Even so, her happy parents named her Sunshine. It wasn’t until a few years later — after smallpox killed her parents and left her scarred and partially blind, and after her uncle-turned-chief adopted her — that the Mohawks started calling her Tekakwitha, or one who gropes about and bumps into things.
When she was 10, French soldiers and hostile natives from Canada destroyed Mohawk strongholds on the south bank of the Mohawk River, including her village. So they moved across the river to the present-day Fonda area — on the site of the Franciscan-run National Kateri Shrine. The Iroquois then agreed to allow the “black robes” to come among them.
Despite being intimidated by other Mohawks, Kateri grew in faith. “She was so drawn to her mother’s Christian faith,” and to other Christian Mohawks, Beth said.
She spent a lot of time by herself, Beth noted, and developed a sense of prayer and communion with the Great Spirit. The missionaries “saw right away” something special in Kateri. The Jesuits were now teaching her the Catholic faith. One wrote: “She learned more in a week than others learned in several years.”
Beth added: “The most menial task was exalted by her…That’s the key, right there.” Like Mother Teresa, she was “doing the most ordinary tasks with extraordinary love.”
Kateri’s mysticism was developing. She decided to remain a virgin. She pondered the mystery of the sacraments. “She sensed there was something so big. She wanted it.”
The missionaries described her prayer as contemplative. “She prayed with her heart,” Beth said.
She was finally baptized at age 20 on Easter in 1676. Then, fearing for her safety, the missionaries eventually arranged to have her flee to a village of Christian natives in Canada.
She offered up her pain and suffering for the good of the community as her health deteriorated. She spent time in prayer and performing acts of charity. In fact, Beth noted, Kateri “gathered a group of women about her and encouraged them to do acts of charity anonymously.”
By the time she was on her deathbed (at a young 24), everyone in the village knew she was holy, Beth said.
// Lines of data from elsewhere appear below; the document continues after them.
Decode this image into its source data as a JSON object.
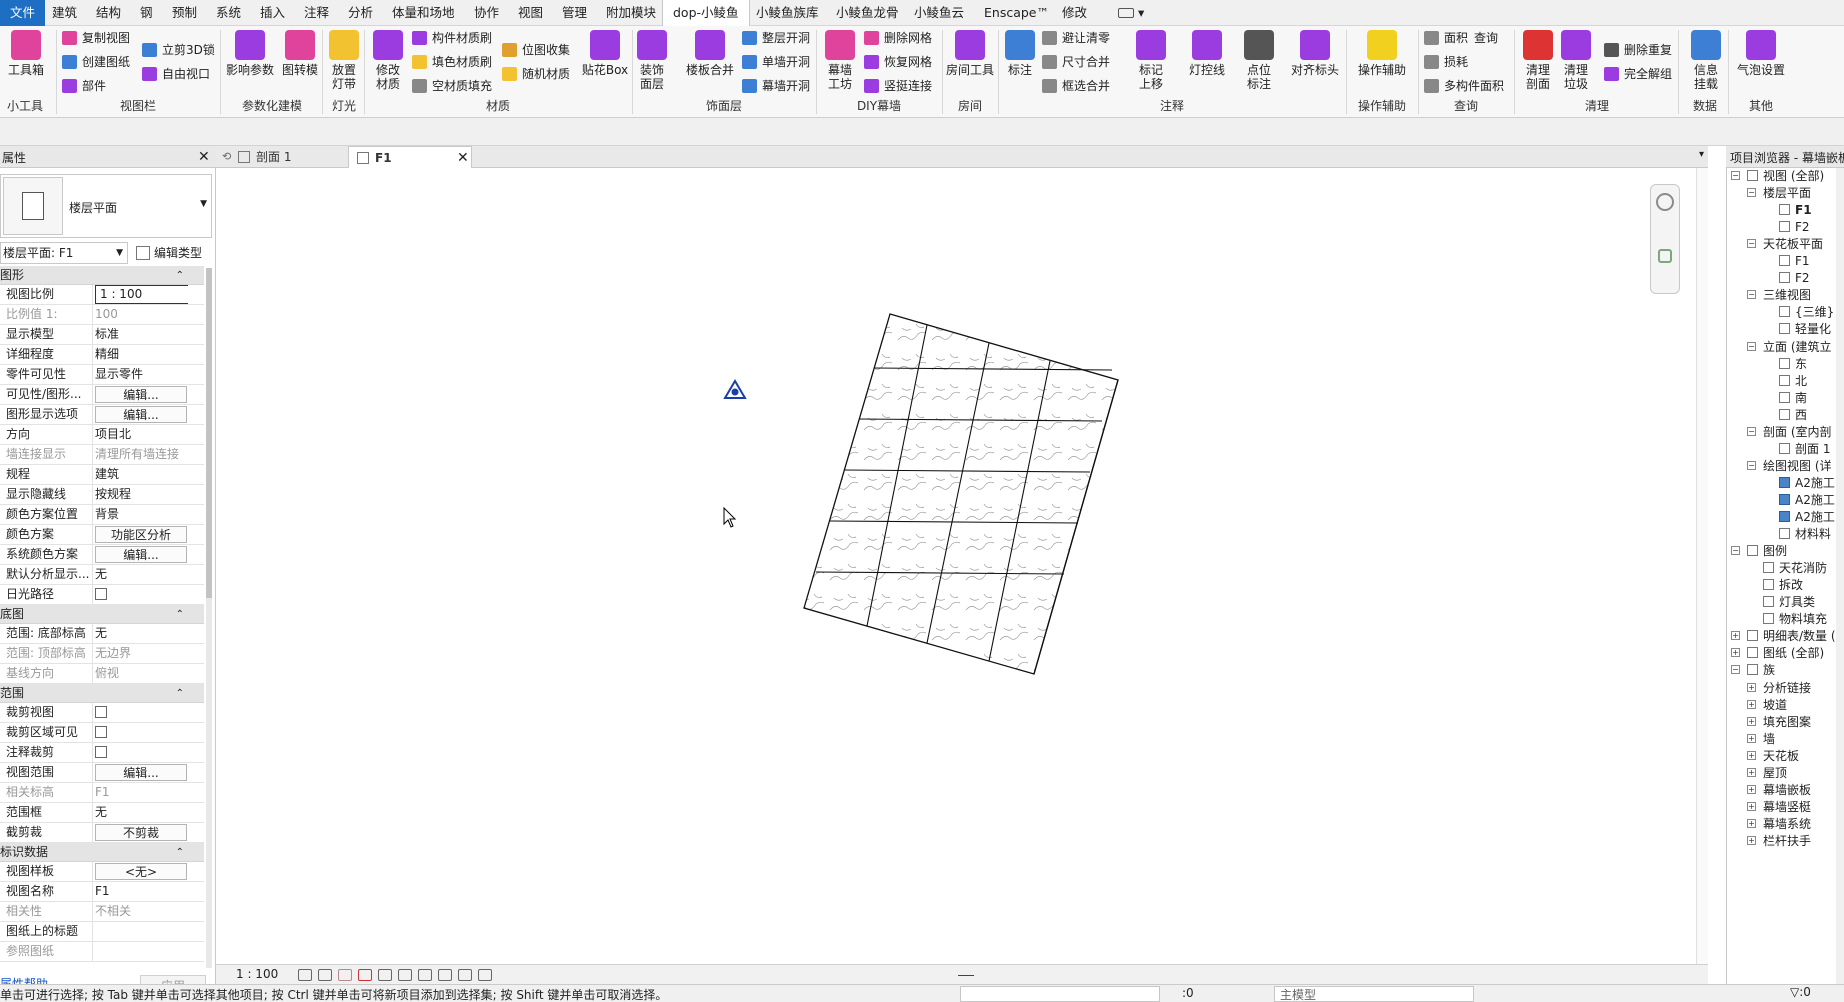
{
  "menu_tabs": [
    {
      "label": "文件"
    },
    {
      "label": "建筑"
    },
    {
      "label": "结构"
    },
    {
      "label": "钢"
    },
    {
      "label": "预制"
    },
    {
      "label": "系统"
    },
    {
      "label": "插入"
    },
    {
      "label": "注释"
    },
    {
      "label": "分析"
    },
    {
      "label": "体量和场地"
    },
    {
      "label": "协作"
    },
    {
      "label": "视图"
    },
    {
      "label": "管理"
    },
    {
      "label": "附加模块"
    },
    {
      "label": "dop-小鲮鱼"
    },
    {
      "label": "小鲮鱼族库"
    },
    {
      "label": "小鲮鱼龙骨"
    },
    {
      "label": "小鲮鱼云"
    },
    {
      "label": "Enscape™"
    },
    {
      "label": "修改"
    }
  ],
  "ribbon": {
    "toolbox": "工具箱",
    "copy_view": "复制视图",
    "create_drawing": "创建图纸",
    "part": "部件",
    "crop_3d_lock": "立剪3D锁",
    "free_viewport": "自由视口",
    "shadow_param": "影响参数",
    "shift_model": "图转模",
    "place": "放置",
    "light_strip": "灯带",
    "modify": "修改",
    "material": "材质",
    "comp_material_brush": "构件材质刷",
    "fill_material_brush": "填色材质刷",
    "void_material_fill": "空材质填充",
    "position_collect": "位图收集",
    "random_material": "随机材质",
    "sticker_box": "贴花Box",
    "deco_surface": "装饰",
    "deco_layer": "面层",
    "floor_merge": "楼板合并",
    "whole_layer_open": "整层开洞",
    "single_wall_open": "单墙开洞",
    "curtain_open": "幕墙开洞",
    "curtain_wall": "幕墙",
    "work_shop": "工坊",
    "delete_grid": "删除网格",
    "restore_grid": "恢复网格",
    "mullion_connect": "竖挺连接",
    "room_tool": "房间工具",
    "dim": "标注",
    "avoid_overlap": "避让清零",
    "dim_merge": "尺寸合并",
    "frame_merge": "框选合并",
    "tag": "标记",
    "tag_up": "上移",
    "light_control": "灯控线",
    "point": "点位",
    "point_tag": "标注",
    "align_tag": "对齐标头",
    "op_assist": "操作辅助",
    "area": "面积",
    "query": "查询",
    "loss": "损耗",
    "multi_area": "多构件面积",
    "clear": "清理",
    "section": "剖面",
    "clear2": "清理",
    "garbage": "垃圾",
    "delete_dup": "删除重复",
    "full_unlock": "完全解组",
    "info": "信息",
    "mount": "挂载",
    "bubble_settings": "气泡设置"
  },
  "ribbon_groups": [
    {
      "label": "小工具"
    },
    {
      "label": "视图栏"
    },
    {
      "label": "参数化建模"
    },
    {
      "label": "灯光"
    },
    {
      "label": "材质"
    },
    {
      "label": "饰面层"
    },
    {
      "label": "DIY幕墙"
    },
    {
      "label": "房间"
    },
    {
      "label": "注释"
    },
    {
      "label": "操作辅助"
    },
    {
      "label": "查询"
    },
    {
      "label": "清理"
    },
    {
      "label": "数据"
    },
    {
      "label": "其他"
    }
  ],
  "properties": {
    "title": "属性",
    "type_name": "楼层平面",
    "instance": "楼层平面: F1",
    "edit_type": "编辑类型",
    "sections": [
      {
        "title": "图形",
        "rows": [
          {
            "name": "视图比例",
            "value": "1 : 100",
            "kind": "input"
          },
          {
            "name": "比例值 1:",
            "value": "100",
            "kind": "dim"
          },
          {
            "name": "显示模型",
            "value": "标准",
            "kind": "text"
          },
          {
            "name": "详细程度",
            "value": "精细",
            "kind": "text"
          },
          {
            "name": "零件可见性",
            "value": "显示零件",
            "kind": "text"
          },
          {
            "name": "可见性/图形...",
            "value": "编辑...",
            "kind": "button"
          },
          {
            "name": "图形显示选项",
            "value": "编辑...",
            "kind": "button"
          },
          {
            "name": "方向",
            "value": "项目北",
            "kind": "text"
          },
          {
            "name": "墙连接显示",
            "value": "清理所有墙连接",
            "kind": "dim"
          },
          {
            "name": "规程",
            "value": "建筑",
            "kind": "text"
          },
          {
            "name": "显示隐藏线",
            "value": "按规程",
            "kind": "text"
          },
          {
            "name": "颜色方案位置",
            "value": "背景",
            "kind": "text"
          },
          {
            "name": "颜色方案",
            "value": "功能区分析",
            "kind": "button"
          },
          {
            "name": "系统颜色方案",
            "value": "编辑...",
            "kind": "button"
          },
          {
            "name": "默认分析显示...",
            "value": "无",
            "kind": "text"
          },
          {
            "name": "日光路径",
            "value": "",
            "kind": "checkbox"
          }
        ]
      },
      {
        "title": "底图",
        "rows": [
          {
            "name": "范围: 底部标高",
            "value": "无",
            "kind": "text"
          },
          {
            "name": "范围: 顶部标高",
            "value": "无边界",
            "kind": "dim"
          },
          {
            "name": "基线方向",
            "value": "俯视",
            "kind": "dim"
          }
        ]
      },
      {
        "title": "范围",
        "rows": [
          {
            "name": "裁剪视图",
            "value": "",
            "kind": "checkbox"
          },
          {
            "name": "裁剪区域可见",
            "value": "",
            "kind": "checkbox"
          },
          {
            "name": "注释裁剪",
            "value": "",
            "kind": "checkbox"
          },
          {
            "name": "视图范围",
            "value": "编辑...",
            "kind": "button"
          },
          {
            "name": "相关标高",
            "value": "F1",
            "kind": "dim"
          },
          {
            "name": "范围框",
            "value": "无",
            "kind": "text"
          },
          {
            "name": "截剪裁",
            "value": "不剪裁",
            "kind": "button"
          }
        ]
      },
      {
        "title": "标识数据",
        "rows": [
          {
            "name": "视图样板",
            "value": "<无>",
            "kind": "button"
          },
          {
            "name": "视图名称",
            "value": "F1",
            "kind": "text"
          },
          {
            "name": "相关性",
            "value": "不相关",
            "kind": "dim"
          },
          {
            "name": "图纸上的标题",
            "value": "",
            "kind": "text"
          },
          {
            "name": "参照图纸",
            "value": "",
            "kind": "dim"
          }
        ]
      }
    ],
    "help": "属性帮助",
    "apply": "应用"
  },
  "doc_tabs": [
    {
      "label": "剖面 1",
      "active": false
    },
    {
      "label": "F1",
      "active": true
    }
  ],
  "view_control": {
    "scale": "1 : 100"
  },
  "project_browser": {
    "title": "项目浏览器 - 幕墙嵌板",
    "items": [
      {
        "label": "视图 (全部)",
        "level": 0,
        "toggle": "-",
        "icon": "view"
      },
      {
        "label": "楼层平面",
        "level": 1,
        "toggle": "-",
        "icon": ""
      },
      {
        "label": "F1",
        "level": 2,
        "toggle": "",
        "icon": "plan",
        "selected": true
      },
      {
        "label": "F2",
        "level": 2,
        "toggle": "",
        "icon": "plan"
      },
      {
        "label": "天花板平面",
        "level": 1,
        "toggle": "-",
        "icon": ""
      },
      {
        "label": "F1",
        "level": 2,
        "toggle": "",
        "icon": "plan"
      },
      {
        "label": "F2",
        "level": 2,
        "toggle": "",
        "icon": "plan"
      },
      {
        "label": "三维视图",
        "level": 1,
        "toggle": "-",
        "icon": ""
      },
      {
        "label": "{三维}",
        "level": 2,
        "toggle": "",
        "icon": "plan"
      },
      {
        "label": "轻量化",
        "level": 2,
        "toggle": "",
        "icon": "plan"
      },
      {
        "label": "立面 (建筑立",
        "level": 1,
        "toggle": "-",
        "icon": ""
      },
      {
        "label": "东",
        "level": 2,
        "toggle": "",
        "icon": "plan"
      },
      {
        "label": "北",
        "level": 2,
        "toggle": "",
        "icon": "plan"
      },
      {
        "label": "南",
        "level": 2,
        "toggle": "",
        "icon": "plan"
      },
      {
        "label": "西",
        "level": 2,
        "toggle": "",
        "icon": "plan"
      },
      {
        "label": "剖面 (室内剖",
        "level": 1,
        "toggle": "-",
        "icon": ""
      },
      {
        "label": "剖面 1",
        "level": 2,
        "toggle": "",
        "icon": "plan"
      },
      {
        "label": "绘图视图 (详",
        "level": 1,
        "toggle": "-",
        "icon": ""
      },
      {
        "label": "A2施工",
        "level": 2,
        "toggle": "",
        "icon": "filled"
      },
      {
        "label": "A2施工",
        "level": 2,
        "toggle": "",
        "icon": "filled"
      },
      {
        "label": "A2施工",
        "level": 2,
        "toggle": "",
        "icon": "filled"
      },
      {
        "label": "材料料",
        "level": 2,
        "toggle": "",
        "icon": "plan"
      },
      {
        "label": "图例",
        "level": 0,
        "toggle": "-",
        "icon": "legend"
      },
      {
        "label": "天花消防",
        "level": 1,
        "toggle": "",
        "icon": "plan"
      },
      {
        "label": "拆改",
        "level": 1,
        "toggle": "",
        "icon": "plan"
      },
      {
        "label": "灯具类",
        "level": 1,
        "toggle": "",
        "icon": "plan"
      },
      {
        "label": "物料填充",
        "level": 1,
        "toggle": "",
        "icon": "plan"
      },
      {
        "label": "明细表/数量 (",
        "level": 0,
        "toggle": "+",
        "icon": "table"
      },
      {
        "label": "图纸 (全部)",
        "level": 0,
        "toggle": "+",
        "icon": "sheet"
      },
      {
        "label": "族",
        "level": 0,
        "toggle": "-",
        "icon": "family"
      },
      {
        "label": "分析链接",
        "level": 1,
        "toggle": "+",
        "icon": ""
      },
      {
        "label": "坡道",
        "level": 1,
        "toggle": "+",
        "icon": ""
      },
      {
        "label": "填充图案",
        "level": 1,
        "toggle": "+",
        "icon": ""
      },
      {
        "label": "墙",
        "level": 1,
        "toggle": "+",
        "icon": ""
      },
      {
        "label": "天花板",
        "level": 1,
        "toggle": "+",
        "icon": ""
      },
      {
        "label": "屋顶",
        "level": 1,
        "toggle": "+",
        "icon": ""
      },
      {
        "label": "幕墙嵌板",
        "level": 1,
        "toggle": "+",
        "icon": ""
      },
      {
        "label": "幕墙竖梃",
        "level": 1,
        "toggle": "+",
        "icon": ""
      },
      {
        "label": "幕墙系统",
        "level": 1,
        "toggle": "+",
        "icon": ""
      },
      {
        "label": "栏杆扶手",
        "level": 1,
        "toggle": "+",
        "icon": ""
      }
    ]
  },
  "status": {
    "message": "单击可进行选择; 按 Tab 键并单击可选择其他项目; 按 Ctrl 键并单击可将新项目添加到选择集; 按 Shift 键并单击可取消选择。",
    "zero": ":0",
    "model": "主模型"
  },
  "colors": {
    "accent": "#1e6fc4",
    "ribbon_purple": "#9b3ce0",
    "ribbon_pink": "#e0439b",
    "ribbon_blue": "#3d7fd4"
  }
}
Upon her death, it was recorded that she whispered the names of Jesus and Mary, her smallpox scars miraculously disappeared, and healings of others occurred.
What does Kateri’s life mean today?
Her fervent desire drew her even closer to God, Beth said. “You really have to want it.”
Pointing to Kateri’s ordinariness, she suggested God was using that “to make all of us holy.”
Kateri was canonized a saint of the Roman Catholic Church on Oct. 21, 2012, along with another upstate New York native – Mother Marianne Cope, OSF, who grew up in Utica in the mid-1800s, became a Franciscan sister and went on to serve the lepers of Molokai in Hawaii.